About Scott Aniol

Scott Aniol is the founder and Executive Director of Religious Affections Ministries. He is director of doctoral worship studies at Southwestern Baptist Theological Seminary, where he teaches courses in ministry, worship, hymnology, aesthetics, culture, and philosophy. He is the author of Worship in Song: A Biblical Approach to Music and Worship, Sound Worship: A Guide to Making Musical Choices in a Noisy World, and By the Waters of Babylon: Worship in a Post-Christian Culture, and speaks around the country in churches and conferences. He is an elder in his church in Fort Worth, TX where he resides with his wife and four children. Views posted here are his own and not necessarily those of his employer.
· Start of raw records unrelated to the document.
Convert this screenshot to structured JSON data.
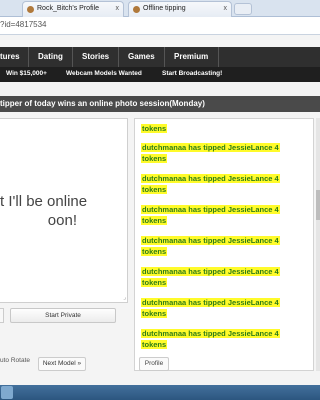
{
  "browser": {
    "tabs": [
      {
        "label": "Rock_Bitch's Profile",
        "close": "x"
      },
      {
        "label": "Offline tipping",
        "close": "x"
      }
    ],
    "address": "?id=4817534"
  },
  "nav": {
    "items": [
      "tures",
      "Dating",
      "Stories",
      "Games",
      "Premium"
    ]
  },
  "subnav": {
    "items": [
      "Win $15,000+",
      "Webcam Models Wanted",
      "Start Broadcasting!"
    ]
  },
  "title": "tipper of today wins an online photo session(Monday)",
  "video": {
    "offline_line1": "t I'll be online",
    "offline_line2": "oon!",
    "resize_glyph": "⌟"
  },
  "buttons": {
    "start_private": "Start Private",
    "auto_rotate": "uto Rotate",
    "next_model": "Next Model »",
    "profile": "Profile"
  },
  "chat": {
    "first_fragment": "tokens",
    "messages": [
      {
        "line1": "dutchmanaa has tipped JessieLance 4",
        "line2": "tokens"
      },
      {
        "line1": "dutchmanaa has tipped JessieLance 4",
        "line2": "tokens"
      },
      {
        "line1": "dutchmanaa has tipped JessieLance 4",
        "line2": "tokens"
      },
      {
        "line1": "dutchmanaa has tipped JessieLance 4",
        "line2": "tokens"
      },
      {
        "line1": "dutchmanaa has tipped JessieLance 4",
        "line2": "tokens"
      },
      {
        "line1": "dutchmanaa has tipped JessieLance 4",
        "line2": "tokens"
      },
      {
        "line1": "dutchmanaa has tipped JessieLance 4",
        "line2": "tokens"
      }
    ]
  },
  "colors": {
    "highlight": "#fffb2a",
    "chat_text": "#2e7d16",
    "nav_bg": "#2f2f2f"
  }
}
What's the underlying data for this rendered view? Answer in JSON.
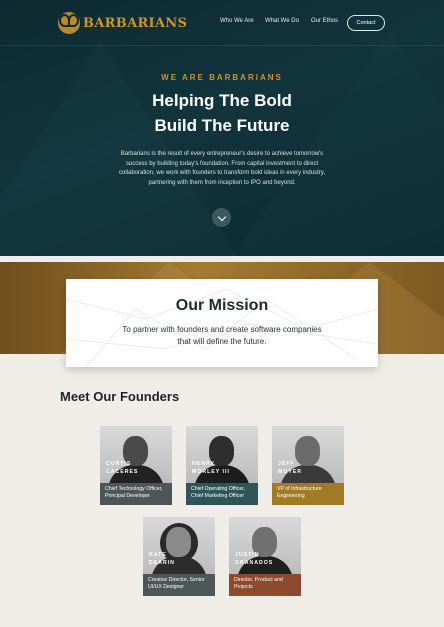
{
  "brand": {
    "name": "BARBARIANS",
    "accent": "#c8962e"
  },
  "nav": {
    "links": [
      "Who We Are",
      "What We Do",
      "Our Ethos"
    ],
    "cta": "Contact"
  },
  "hero": {
    "eyebrow": "WE ARE BARBARIANS",
    "title_line1": "Helping The Bold",
    "title_line2": "Build The Future",
    "lead": "Barbarians is the result of every entrepreneur's desire to achieve tomorrow's success by building today's foundation. From capital investment to direct collaboration, we work with founders to transform bold ideas in every industry, partnering with them from inception to IPO and beyond.",
    "scroll_icon": "chevron-down-icon"
  },
  "mission": {
    "title_plain": "Our ",
    "title_bold": "Mission",
    "text": "To partner with founders and create software companies that will define the future."
  },
  "founders": {
    "title_plain": "Meet Our ",
    "title_bold": "Founders",
    "people": [
      {
        "name_line1": "CURTIS",
        "name_line2": "CACERES",
        "role": "Chief Technology Officer, Principal Developer"
      },
      {
        "name_line1": "HENRY",
        "name_line2": "MORLEY III",
        "role": "Chief Operating Officer, Chief Marketing Officer"
      },
      {
        "name_line1": "JEFF",
        "name_line2": "MOYER",
        "role": "VP of Infrastructure Engineering"
      },
      {
        "name_line1": "KATE",
        "name_line2": "DEARIN",
        "role": "Creative Director, Senior UI/UX Designer"
      },
      {
        "name_line1": "JUSTIN",
        "name_line2": "GRANADOS",
        "role": "Director, Product and Projects"
      }
    ]
  }
}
  1. Some debate exists as to whether “psalms, hymns, and spiritual songs” qualify “teaching and admonishing.” However, the grammatical structure favors this interpretation. See David F. Detwiler, “Church Music and Colossians 3.16,” BibSac 158: 631 (July 2001), 358. “To assign these datives to ‘singing’ would create an overload of qualifying statements and destroy the symmetry of the two participial clauses. Also to assign them to ‘teaching and admonishing’ is consistent with the unambiguous parallel of Ephesians 5.19 . . .” []